The papermakers have a long history of fighting to have the government pay them wages that are higher than the federal minimum wage, which currently is $7.25 per hour.
It’s estimated that the paper manufacturers earn about $3.6 billion in revenue, but the union is calling on Congress to support a new law that would make it easier for them to raise wages by more than $1 per hour, to at least $10 per hour and to allow for the construction of new jobs.
“It’s the lowest wage in the country, and it’s not going to change for the foreseeable future,” said David W. Smith, president of the National Papermakers’ Union.
“We’re not asking for $10.
We’re asking for the right to a fair wage.”
Smith is one of several unions that have joined the coalition.
Other unions representing the paper workers are also lobbying Congress.
While the new law would make a significant dent in the paper manufacturing industry, it would be a long shot to get it through the Senate.
Republicans hold a 52-48 majority in the Senate, meaning Democrats need 51 votes to override a filibuster.
The Senate is controlled by Democrats.
The bill, the National Labor Relations Act, would change how unions can bargain for higher wages, said Adam Kredo, the head of the AFL-CIO, the largest union federation in the nation.
It is our view that if Congress is going to make the kind of change that it has to, it has no business passing legislation that would allow the paper industry to be shut down,” he said. “
There’s no question that the legislation that’s been proposed is the right thing to do, but Congress has to do the job.”
It is our view that if Congress is going to make the kind of change that it has to, it has no business passing legislation that would allow the paper industry to be shut down,” he said.
According to a recent study by the Economic Policy Institute, papermakers make about $18 billion in annual revenues.
Congress could also potentially pass a bill that would create an incentive for companies to make and sell paper, Kredo noted.

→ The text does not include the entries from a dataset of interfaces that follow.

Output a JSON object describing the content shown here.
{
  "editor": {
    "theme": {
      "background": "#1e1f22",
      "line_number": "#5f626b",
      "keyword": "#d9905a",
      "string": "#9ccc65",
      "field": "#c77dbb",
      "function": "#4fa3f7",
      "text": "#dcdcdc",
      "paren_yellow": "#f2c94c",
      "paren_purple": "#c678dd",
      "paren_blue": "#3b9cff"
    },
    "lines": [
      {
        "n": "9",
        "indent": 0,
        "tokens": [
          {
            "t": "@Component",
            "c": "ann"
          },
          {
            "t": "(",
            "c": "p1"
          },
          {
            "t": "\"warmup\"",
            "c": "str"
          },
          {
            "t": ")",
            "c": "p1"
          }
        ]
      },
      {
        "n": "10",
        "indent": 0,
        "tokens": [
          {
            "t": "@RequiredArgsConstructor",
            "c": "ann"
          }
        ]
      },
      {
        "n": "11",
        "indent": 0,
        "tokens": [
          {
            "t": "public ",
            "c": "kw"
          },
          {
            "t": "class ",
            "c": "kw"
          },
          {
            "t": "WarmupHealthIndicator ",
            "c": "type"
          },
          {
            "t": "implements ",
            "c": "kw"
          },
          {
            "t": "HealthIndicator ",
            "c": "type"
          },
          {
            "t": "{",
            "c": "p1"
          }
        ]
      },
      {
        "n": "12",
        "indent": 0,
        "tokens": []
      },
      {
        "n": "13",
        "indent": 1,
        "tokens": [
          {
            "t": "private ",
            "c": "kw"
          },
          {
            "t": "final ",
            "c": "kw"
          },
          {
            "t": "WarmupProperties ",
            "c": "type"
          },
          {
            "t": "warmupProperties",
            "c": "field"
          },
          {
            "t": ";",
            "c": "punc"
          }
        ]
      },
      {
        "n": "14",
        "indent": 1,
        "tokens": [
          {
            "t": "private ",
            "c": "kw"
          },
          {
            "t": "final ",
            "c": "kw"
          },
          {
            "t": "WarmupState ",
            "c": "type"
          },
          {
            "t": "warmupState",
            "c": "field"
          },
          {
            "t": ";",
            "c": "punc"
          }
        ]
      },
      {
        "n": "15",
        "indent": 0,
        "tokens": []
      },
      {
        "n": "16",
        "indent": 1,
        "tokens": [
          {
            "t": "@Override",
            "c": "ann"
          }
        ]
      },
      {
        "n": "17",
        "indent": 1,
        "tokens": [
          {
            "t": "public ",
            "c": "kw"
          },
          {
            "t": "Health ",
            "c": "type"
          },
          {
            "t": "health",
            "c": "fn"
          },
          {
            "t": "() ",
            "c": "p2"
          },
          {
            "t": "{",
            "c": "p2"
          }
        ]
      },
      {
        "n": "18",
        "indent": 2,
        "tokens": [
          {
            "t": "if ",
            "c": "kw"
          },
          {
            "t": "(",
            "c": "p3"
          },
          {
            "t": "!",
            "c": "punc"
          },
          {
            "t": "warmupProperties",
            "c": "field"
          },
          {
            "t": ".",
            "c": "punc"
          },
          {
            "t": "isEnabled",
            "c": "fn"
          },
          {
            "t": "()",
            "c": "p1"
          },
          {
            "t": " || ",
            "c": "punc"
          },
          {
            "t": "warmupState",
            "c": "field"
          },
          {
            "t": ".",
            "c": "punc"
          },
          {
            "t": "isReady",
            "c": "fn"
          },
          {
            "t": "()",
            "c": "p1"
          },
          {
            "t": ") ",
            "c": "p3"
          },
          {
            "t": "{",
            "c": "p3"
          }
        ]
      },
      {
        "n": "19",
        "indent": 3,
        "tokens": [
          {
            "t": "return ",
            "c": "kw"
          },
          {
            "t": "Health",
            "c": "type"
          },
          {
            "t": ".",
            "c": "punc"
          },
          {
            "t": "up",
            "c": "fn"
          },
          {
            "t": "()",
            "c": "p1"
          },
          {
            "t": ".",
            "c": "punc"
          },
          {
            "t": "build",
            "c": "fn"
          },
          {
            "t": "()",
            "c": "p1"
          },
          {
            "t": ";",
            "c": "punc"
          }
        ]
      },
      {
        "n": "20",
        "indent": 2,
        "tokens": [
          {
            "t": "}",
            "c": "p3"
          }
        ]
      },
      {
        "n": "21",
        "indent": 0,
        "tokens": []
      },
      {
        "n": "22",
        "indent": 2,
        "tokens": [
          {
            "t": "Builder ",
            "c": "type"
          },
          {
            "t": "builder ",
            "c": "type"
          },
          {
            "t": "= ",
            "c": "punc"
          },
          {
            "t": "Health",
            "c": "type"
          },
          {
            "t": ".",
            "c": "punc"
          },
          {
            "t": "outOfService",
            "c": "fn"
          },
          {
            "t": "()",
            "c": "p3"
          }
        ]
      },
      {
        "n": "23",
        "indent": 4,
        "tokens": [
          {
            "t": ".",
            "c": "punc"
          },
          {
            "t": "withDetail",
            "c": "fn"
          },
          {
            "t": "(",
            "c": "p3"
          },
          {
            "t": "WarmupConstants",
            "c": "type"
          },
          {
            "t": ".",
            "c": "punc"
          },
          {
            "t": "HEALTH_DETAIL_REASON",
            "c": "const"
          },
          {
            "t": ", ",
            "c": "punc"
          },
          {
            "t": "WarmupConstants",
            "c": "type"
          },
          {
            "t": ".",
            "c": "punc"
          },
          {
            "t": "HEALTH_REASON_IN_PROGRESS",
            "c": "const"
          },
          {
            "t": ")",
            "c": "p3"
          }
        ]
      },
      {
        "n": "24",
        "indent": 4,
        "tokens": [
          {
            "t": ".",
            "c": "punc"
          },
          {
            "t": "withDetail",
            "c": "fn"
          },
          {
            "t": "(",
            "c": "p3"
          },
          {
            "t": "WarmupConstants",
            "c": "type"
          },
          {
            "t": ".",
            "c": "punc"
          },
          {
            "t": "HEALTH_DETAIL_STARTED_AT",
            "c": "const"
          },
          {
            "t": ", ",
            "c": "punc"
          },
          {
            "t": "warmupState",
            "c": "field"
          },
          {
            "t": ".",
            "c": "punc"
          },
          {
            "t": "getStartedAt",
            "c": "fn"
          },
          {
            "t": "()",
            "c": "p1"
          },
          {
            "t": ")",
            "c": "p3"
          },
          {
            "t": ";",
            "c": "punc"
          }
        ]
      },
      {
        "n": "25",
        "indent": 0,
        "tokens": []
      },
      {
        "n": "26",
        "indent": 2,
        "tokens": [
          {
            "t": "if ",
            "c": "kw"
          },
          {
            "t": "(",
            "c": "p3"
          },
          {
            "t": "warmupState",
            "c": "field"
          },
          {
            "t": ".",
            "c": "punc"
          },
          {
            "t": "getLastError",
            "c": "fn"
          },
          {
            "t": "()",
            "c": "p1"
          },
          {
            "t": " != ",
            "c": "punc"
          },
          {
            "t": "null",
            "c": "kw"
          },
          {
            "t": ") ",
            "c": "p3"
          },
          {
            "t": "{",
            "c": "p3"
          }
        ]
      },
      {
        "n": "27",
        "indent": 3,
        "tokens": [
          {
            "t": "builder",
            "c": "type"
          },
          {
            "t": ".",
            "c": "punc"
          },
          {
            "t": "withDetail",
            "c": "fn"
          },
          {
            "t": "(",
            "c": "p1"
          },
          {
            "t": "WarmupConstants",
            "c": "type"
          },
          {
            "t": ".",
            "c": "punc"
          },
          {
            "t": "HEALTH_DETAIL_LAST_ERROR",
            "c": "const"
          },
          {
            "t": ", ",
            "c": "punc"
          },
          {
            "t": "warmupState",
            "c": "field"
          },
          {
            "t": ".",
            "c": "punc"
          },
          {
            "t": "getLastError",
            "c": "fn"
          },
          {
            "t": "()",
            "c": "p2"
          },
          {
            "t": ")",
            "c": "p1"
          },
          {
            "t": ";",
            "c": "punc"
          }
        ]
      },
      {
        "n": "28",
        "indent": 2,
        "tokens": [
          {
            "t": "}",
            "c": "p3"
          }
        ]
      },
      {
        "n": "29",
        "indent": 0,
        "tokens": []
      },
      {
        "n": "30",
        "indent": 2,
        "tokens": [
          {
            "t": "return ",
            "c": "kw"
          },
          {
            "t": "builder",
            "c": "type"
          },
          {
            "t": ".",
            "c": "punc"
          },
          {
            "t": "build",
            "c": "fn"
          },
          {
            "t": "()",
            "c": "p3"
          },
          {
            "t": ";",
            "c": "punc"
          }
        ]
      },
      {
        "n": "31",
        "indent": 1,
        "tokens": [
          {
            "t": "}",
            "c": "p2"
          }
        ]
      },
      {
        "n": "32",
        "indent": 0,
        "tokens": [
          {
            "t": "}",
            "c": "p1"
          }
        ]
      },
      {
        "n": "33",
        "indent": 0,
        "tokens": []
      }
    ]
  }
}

The paper companies would receive a bonus if they can sell more paper products to the public.
Smith agreed, saying that would encourage more companies to start making and selling paper.”
We’re saying, ‘You know what, we want to make a contribution, and we want you to have a greater share of the pie,'” he said, adding that the bill would also create an opportunity for the paper companies to pay out more to employees, since they could earn more than the minimum wage.
If the paperworkers union and other unions join forces to push for the bill, Smith said it could save the papermaker’s jobs.”
It would be an amazing thing if they could save that paper. “
It would be the end of the paper as we know it.
It would be an amazing thing if they could save that paper.
I mean, this would be huge.”
But the union isn’t giving up just yet.
After the bill is introduced, it could become law, said Smith.
The unions could still vote to oppose the bill in the House, but Smith said they would not vote to allow it to become law in the end.
He also said the bill could still be blocked in the courts.
When the bill becomes law, it is likely to go down in history as one of Congress’ most successful bills.
With an election looming, Congress needs Democrats to be able to override any filibuster.
Senate Majority Leader Chuck Schumer, D-N.Y., is pushing to pass the bill by the end on Thursday.
In an interview with CBS News’ Lesley Stahl, he said that if the bill were to pass, it was likely to be signed into law by President Donald Trump.
“If we do it, we’re going to be in a position where we’re doing something historic, which could change history,” Schumer said.
He said that even if the legislation were to fail, he would continue to push to improve the paper sector, calling the industry “one of the strongest and most productive in the world.”